» **WHAT YOU SHOULD DO**:
Pull each line containing "Windchill" from the data.

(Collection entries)
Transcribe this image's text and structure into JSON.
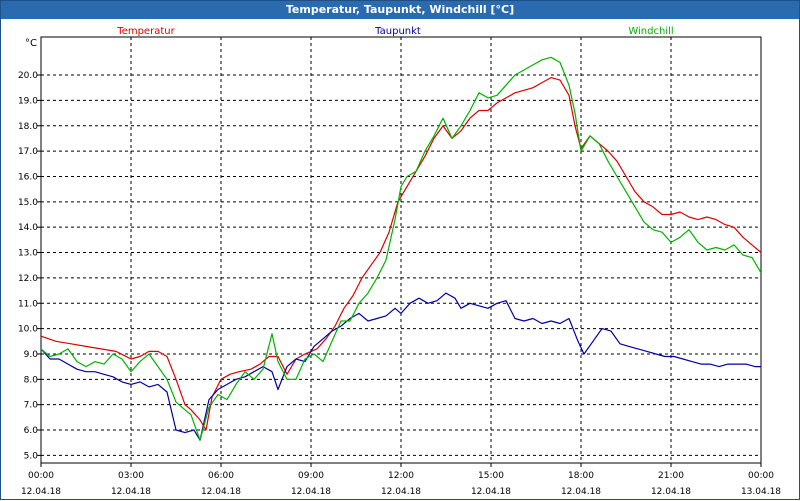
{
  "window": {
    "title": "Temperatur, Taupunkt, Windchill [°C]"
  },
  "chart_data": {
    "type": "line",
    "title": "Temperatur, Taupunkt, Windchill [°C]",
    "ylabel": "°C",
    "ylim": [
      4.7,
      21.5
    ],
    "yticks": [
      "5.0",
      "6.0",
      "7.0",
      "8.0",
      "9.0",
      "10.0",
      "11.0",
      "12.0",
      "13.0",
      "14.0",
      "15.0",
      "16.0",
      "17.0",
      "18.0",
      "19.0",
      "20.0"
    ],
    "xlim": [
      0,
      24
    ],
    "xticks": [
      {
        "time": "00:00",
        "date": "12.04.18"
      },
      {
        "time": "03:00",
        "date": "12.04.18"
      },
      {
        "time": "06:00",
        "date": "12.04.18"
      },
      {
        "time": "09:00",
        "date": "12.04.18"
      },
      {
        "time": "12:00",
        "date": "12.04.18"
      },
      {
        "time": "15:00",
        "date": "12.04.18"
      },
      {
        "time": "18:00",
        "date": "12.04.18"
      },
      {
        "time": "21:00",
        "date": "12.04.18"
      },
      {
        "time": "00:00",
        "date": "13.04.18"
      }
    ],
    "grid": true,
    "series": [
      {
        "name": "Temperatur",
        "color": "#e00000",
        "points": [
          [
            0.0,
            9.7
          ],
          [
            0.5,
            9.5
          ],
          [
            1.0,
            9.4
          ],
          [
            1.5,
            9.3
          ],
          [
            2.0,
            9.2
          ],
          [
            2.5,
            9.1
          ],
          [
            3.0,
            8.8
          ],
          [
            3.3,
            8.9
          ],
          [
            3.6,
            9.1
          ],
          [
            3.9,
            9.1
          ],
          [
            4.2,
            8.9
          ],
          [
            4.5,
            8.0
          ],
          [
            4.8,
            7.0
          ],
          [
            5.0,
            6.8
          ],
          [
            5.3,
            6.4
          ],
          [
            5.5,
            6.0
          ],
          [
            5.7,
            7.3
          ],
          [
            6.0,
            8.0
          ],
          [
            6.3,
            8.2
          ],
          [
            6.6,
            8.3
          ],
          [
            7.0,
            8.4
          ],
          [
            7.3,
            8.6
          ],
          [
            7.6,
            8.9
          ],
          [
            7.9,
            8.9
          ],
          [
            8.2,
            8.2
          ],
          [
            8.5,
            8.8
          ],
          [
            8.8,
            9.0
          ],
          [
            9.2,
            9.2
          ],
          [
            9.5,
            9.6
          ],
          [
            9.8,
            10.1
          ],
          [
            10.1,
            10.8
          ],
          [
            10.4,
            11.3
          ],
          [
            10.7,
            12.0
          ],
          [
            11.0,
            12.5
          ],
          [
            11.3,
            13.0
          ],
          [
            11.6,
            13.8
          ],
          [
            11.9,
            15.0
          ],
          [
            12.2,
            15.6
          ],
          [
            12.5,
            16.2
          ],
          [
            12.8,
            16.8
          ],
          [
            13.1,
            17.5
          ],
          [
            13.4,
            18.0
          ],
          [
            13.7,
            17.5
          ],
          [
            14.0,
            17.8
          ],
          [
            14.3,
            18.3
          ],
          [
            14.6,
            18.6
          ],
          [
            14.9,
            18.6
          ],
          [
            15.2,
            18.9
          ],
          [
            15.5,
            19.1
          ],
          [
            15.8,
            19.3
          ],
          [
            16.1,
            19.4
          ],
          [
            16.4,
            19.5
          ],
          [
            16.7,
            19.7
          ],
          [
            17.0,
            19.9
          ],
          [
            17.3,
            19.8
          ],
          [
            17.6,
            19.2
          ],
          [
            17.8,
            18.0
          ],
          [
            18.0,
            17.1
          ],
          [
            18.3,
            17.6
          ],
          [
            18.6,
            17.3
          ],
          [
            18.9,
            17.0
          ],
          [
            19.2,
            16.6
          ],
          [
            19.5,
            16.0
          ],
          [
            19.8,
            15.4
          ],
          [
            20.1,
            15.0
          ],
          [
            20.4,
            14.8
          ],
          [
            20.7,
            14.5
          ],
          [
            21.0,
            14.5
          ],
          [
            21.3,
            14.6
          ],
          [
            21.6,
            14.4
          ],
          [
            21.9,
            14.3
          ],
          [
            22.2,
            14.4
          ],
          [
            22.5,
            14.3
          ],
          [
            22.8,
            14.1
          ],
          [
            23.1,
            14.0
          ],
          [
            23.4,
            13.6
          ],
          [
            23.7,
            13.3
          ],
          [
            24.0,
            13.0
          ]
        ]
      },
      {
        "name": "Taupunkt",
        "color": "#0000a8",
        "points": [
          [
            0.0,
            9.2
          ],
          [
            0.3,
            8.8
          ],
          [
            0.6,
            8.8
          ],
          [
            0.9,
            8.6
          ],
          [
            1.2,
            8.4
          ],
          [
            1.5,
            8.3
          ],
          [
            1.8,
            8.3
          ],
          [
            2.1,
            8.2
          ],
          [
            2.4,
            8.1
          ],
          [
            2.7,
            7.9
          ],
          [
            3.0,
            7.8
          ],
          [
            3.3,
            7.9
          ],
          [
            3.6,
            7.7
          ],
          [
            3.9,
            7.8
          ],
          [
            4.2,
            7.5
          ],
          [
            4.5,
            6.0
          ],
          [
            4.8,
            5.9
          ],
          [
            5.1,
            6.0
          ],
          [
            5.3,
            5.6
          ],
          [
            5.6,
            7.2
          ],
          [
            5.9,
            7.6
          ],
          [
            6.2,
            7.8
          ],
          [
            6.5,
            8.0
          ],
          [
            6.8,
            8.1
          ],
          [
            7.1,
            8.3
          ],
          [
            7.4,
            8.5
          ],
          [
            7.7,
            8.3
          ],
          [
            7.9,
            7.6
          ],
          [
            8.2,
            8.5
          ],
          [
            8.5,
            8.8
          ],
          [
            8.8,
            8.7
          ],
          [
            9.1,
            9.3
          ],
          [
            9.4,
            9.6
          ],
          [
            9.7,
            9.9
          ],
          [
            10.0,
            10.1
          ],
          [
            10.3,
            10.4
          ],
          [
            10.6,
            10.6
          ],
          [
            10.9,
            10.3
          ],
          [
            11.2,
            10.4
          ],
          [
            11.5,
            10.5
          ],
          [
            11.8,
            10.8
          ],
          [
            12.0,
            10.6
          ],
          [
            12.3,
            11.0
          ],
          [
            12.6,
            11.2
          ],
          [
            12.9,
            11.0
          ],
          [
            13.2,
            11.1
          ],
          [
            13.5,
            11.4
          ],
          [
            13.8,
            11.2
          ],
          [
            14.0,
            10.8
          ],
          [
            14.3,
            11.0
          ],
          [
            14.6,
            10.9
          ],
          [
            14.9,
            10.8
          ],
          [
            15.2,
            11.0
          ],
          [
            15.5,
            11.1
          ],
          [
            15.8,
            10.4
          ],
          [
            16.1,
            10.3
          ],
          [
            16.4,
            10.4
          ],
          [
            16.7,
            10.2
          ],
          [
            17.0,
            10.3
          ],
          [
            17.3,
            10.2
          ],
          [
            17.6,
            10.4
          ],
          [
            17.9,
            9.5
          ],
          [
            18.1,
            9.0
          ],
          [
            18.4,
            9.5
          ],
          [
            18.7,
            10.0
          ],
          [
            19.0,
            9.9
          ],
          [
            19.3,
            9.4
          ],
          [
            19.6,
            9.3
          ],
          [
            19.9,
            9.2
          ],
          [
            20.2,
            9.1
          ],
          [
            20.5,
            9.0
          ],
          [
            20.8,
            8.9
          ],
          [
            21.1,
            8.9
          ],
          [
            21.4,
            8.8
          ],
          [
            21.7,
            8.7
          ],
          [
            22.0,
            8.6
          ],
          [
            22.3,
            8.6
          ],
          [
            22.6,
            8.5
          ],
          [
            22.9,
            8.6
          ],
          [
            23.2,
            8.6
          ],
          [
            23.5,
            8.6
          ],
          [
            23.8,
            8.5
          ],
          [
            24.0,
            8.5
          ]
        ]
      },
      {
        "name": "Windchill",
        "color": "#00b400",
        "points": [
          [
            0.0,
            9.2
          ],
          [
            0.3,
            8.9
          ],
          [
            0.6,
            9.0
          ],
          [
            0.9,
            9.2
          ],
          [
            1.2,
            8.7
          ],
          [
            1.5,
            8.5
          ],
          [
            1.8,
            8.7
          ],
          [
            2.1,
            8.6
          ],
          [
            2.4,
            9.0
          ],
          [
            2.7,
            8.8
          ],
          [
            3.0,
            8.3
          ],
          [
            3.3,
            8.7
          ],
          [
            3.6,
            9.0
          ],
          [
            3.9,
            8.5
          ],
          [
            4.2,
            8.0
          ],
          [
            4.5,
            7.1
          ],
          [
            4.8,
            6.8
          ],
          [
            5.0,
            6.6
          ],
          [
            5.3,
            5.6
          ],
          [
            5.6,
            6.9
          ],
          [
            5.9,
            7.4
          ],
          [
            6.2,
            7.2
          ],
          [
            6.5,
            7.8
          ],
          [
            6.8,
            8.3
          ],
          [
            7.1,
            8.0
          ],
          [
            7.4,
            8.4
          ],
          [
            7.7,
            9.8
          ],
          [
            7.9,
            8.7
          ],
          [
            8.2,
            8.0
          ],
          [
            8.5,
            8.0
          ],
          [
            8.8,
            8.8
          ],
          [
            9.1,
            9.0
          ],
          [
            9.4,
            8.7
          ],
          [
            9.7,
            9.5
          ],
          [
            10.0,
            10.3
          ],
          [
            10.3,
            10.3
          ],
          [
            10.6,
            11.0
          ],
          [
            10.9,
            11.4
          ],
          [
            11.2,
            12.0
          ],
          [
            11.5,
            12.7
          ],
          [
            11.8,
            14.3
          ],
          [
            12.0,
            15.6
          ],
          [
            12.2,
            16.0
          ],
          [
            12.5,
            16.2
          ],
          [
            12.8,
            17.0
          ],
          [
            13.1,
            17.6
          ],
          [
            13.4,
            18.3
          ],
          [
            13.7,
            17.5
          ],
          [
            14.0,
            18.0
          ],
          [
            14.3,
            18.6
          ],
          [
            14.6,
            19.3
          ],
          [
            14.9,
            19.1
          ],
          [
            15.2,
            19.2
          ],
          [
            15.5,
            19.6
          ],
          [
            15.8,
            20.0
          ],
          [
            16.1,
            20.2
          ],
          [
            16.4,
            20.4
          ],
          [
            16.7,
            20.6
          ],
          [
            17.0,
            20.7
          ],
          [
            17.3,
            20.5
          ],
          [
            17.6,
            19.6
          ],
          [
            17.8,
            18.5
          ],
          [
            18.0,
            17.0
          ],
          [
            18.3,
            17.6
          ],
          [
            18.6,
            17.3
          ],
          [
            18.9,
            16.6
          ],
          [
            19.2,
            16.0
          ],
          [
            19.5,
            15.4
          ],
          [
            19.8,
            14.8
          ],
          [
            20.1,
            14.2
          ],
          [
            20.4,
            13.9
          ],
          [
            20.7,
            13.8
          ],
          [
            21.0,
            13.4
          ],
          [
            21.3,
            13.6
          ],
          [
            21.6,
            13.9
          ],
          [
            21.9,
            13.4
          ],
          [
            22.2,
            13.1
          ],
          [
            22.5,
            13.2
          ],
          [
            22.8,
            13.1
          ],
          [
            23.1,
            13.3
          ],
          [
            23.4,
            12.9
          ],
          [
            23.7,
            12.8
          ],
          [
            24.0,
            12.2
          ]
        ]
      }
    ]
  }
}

» **RESPONSE**:
    "title": "Temperatur, Taupunkt, Windchill [°C]"
    "title": "Temperatur, Taupunkt, Windchill [°C]",
        "name": "Windchill",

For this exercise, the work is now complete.